DATA FOR REVIEW: Begin

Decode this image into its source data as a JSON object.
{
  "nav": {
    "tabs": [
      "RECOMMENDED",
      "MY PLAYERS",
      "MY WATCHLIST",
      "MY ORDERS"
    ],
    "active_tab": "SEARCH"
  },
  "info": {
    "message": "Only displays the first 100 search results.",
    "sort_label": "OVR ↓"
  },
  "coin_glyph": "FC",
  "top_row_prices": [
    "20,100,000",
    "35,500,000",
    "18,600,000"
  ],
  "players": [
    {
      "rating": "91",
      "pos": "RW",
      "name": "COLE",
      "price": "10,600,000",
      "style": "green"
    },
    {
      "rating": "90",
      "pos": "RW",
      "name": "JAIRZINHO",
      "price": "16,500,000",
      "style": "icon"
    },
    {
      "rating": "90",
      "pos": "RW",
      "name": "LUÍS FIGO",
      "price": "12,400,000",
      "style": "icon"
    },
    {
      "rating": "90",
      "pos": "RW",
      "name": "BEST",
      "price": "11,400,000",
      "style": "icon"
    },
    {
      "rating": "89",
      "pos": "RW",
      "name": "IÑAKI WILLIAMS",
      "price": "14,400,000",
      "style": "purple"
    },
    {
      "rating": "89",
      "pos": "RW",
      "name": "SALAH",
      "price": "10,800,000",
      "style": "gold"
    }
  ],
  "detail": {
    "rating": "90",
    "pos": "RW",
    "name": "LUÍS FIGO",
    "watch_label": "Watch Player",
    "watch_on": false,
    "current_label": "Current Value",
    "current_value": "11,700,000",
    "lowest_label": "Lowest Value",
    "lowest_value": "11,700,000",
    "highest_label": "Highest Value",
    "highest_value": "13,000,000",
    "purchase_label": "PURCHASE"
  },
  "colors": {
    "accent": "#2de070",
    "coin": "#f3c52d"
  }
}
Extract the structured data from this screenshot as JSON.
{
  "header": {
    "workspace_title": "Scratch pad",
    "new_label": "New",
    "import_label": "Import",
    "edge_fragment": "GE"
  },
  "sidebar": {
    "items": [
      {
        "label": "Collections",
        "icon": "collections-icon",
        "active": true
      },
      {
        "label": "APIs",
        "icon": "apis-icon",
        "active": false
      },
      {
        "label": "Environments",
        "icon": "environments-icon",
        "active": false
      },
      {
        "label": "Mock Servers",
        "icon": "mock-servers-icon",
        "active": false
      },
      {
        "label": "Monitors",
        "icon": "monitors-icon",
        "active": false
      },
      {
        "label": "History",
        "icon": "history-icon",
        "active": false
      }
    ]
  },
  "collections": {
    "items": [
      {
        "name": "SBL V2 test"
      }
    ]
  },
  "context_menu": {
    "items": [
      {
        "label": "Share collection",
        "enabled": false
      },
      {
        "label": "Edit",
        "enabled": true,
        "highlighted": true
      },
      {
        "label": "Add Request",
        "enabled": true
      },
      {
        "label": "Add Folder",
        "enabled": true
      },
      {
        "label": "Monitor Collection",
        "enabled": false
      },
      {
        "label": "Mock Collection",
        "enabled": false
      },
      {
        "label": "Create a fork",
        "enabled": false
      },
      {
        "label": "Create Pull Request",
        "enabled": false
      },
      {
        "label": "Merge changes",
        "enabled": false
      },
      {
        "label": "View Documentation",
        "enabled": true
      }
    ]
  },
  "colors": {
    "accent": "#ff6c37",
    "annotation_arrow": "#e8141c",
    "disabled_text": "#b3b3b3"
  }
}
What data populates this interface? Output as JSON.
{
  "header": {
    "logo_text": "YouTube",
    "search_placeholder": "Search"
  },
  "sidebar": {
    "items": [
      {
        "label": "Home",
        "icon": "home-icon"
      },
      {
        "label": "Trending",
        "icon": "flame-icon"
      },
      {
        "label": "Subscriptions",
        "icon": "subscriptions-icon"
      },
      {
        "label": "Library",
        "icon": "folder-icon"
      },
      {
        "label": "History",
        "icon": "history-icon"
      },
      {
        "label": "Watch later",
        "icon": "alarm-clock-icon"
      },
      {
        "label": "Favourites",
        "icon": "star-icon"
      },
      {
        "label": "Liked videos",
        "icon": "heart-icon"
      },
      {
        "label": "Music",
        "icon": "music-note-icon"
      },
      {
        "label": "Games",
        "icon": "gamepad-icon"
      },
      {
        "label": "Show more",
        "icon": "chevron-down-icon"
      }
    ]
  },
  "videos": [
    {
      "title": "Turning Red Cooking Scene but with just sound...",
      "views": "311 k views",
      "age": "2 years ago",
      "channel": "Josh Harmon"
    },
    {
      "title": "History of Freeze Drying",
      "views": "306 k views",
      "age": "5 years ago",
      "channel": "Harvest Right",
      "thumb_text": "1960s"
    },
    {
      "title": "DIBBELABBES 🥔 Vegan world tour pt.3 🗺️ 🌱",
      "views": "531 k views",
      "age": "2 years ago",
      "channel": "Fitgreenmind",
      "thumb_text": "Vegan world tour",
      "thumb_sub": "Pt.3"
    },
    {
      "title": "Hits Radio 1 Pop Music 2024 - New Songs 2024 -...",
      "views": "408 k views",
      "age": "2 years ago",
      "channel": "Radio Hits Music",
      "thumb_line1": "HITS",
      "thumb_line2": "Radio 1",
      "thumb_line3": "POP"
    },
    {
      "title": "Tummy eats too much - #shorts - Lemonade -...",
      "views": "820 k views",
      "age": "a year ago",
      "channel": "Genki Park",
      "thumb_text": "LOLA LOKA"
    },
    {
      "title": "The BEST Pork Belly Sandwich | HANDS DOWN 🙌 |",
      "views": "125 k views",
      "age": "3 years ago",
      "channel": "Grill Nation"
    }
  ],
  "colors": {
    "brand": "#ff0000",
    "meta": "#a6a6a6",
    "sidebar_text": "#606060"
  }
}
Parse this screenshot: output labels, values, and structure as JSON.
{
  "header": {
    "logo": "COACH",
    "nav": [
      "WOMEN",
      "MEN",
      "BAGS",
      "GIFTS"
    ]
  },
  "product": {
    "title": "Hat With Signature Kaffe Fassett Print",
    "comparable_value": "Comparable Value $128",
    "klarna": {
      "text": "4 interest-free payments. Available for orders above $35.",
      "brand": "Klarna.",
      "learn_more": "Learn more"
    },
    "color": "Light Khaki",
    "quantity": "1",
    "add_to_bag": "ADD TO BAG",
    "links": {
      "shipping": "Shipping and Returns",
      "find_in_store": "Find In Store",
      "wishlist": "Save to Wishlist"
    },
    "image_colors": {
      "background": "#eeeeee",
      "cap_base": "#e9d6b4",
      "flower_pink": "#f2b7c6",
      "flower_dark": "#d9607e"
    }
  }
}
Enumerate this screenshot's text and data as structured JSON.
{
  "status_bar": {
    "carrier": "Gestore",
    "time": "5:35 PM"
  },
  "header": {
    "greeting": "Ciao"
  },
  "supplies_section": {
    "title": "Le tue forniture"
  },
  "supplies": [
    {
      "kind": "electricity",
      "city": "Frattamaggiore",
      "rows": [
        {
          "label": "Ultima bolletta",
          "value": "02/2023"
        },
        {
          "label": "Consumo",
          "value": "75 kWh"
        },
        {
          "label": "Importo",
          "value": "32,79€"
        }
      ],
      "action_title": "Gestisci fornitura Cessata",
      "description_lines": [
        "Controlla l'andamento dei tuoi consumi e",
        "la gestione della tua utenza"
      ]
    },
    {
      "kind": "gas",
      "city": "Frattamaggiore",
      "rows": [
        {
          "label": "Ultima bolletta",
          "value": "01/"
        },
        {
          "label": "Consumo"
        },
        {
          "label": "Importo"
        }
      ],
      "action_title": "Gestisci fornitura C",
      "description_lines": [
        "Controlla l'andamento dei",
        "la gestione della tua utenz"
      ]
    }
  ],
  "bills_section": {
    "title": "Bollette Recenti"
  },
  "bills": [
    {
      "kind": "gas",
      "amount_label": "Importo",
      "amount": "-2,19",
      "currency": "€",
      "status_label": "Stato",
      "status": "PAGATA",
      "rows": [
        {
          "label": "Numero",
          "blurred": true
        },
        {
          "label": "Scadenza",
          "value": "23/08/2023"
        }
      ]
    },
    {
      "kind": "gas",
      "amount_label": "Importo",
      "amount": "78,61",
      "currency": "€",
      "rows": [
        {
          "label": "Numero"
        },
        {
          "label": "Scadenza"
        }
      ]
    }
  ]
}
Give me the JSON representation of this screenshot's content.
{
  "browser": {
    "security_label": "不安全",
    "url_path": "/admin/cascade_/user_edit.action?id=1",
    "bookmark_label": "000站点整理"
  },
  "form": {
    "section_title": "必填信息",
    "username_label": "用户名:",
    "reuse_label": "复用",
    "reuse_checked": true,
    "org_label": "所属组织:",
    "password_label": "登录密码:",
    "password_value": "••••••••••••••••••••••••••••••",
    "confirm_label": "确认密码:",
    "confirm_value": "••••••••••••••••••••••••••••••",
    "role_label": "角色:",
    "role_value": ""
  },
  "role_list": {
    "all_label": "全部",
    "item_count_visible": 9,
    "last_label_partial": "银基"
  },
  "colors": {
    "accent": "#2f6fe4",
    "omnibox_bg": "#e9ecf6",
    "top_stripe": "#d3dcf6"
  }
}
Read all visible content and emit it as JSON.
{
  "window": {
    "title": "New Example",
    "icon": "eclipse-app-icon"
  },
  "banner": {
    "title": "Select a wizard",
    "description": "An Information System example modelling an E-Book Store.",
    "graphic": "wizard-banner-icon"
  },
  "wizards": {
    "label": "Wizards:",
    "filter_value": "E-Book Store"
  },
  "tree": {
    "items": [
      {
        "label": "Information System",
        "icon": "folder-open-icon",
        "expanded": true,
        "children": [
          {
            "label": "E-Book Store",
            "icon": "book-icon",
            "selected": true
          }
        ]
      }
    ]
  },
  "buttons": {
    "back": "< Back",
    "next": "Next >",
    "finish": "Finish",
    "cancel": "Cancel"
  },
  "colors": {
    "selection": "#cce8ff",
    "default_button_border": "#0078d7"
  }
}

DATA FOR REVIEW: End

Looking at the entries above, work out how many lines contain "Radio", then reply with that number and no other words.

3